Bohumil Hrabal

Cutting It Short
  • Cutting It Short

  • Bohumil Hrabal

    'As I crammed the cream horn voraciously into my mouth, at once I heard Francin's voice saying that no decent woman would eat a cream puff like that'

    In a quiet town where not much happens, Maryska, the flamboyant brewer's wife, stands out. She cuts her skirt short so that she can ride her bicycle, her golden hair flying out behind her. She butchers pigs. She drinks and eats with relish. And when the garrulous ranconteur Uncle Pepin comes to visit the locals are scandalized even further, in Bohumil Hrabal's affecting, exuberant portrayal of a small central European community between the wars.

    'One of the greatest European prose writers' Philip Roth

    'Hrabal combines good humour and hilarity with tenderness' Observer

Bohumil Hrabal (1914-1997) was born and raised in Brno in what was then the Austro-Hungarian Empire. After working as a railway labourer, insurance agent, travelling salesman, manual labourer, paper-packer and stagehand, he published a collection of poetry that was quickly withdrawn by the communist regime. He went on to become one of the most important and most admired Czech writers of the 20th century; his best-known books include I Served the King of England, Closely Watched Trains (made into an Academy Award-winning film directed by Jiri Menzel) and Too Loud a Solitude.
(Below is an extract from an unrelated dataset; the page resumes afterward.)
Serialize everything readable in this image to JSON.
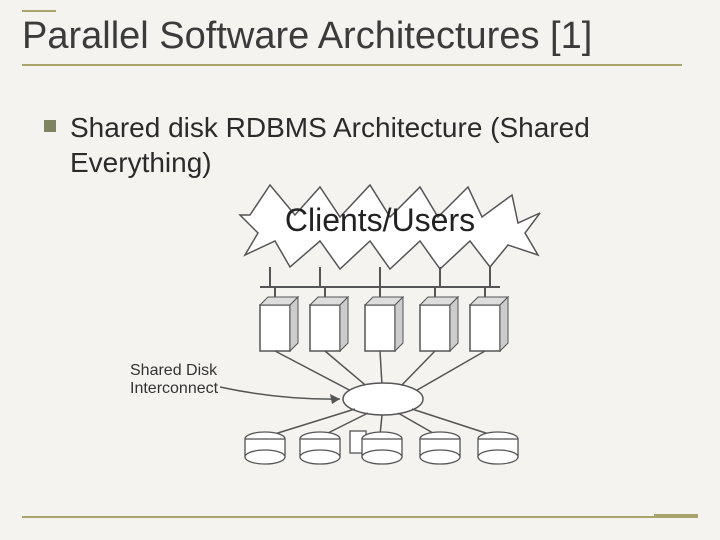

He fell to his death from the fifth floor of a Prague hospital, apparently trying to feed the pigeons.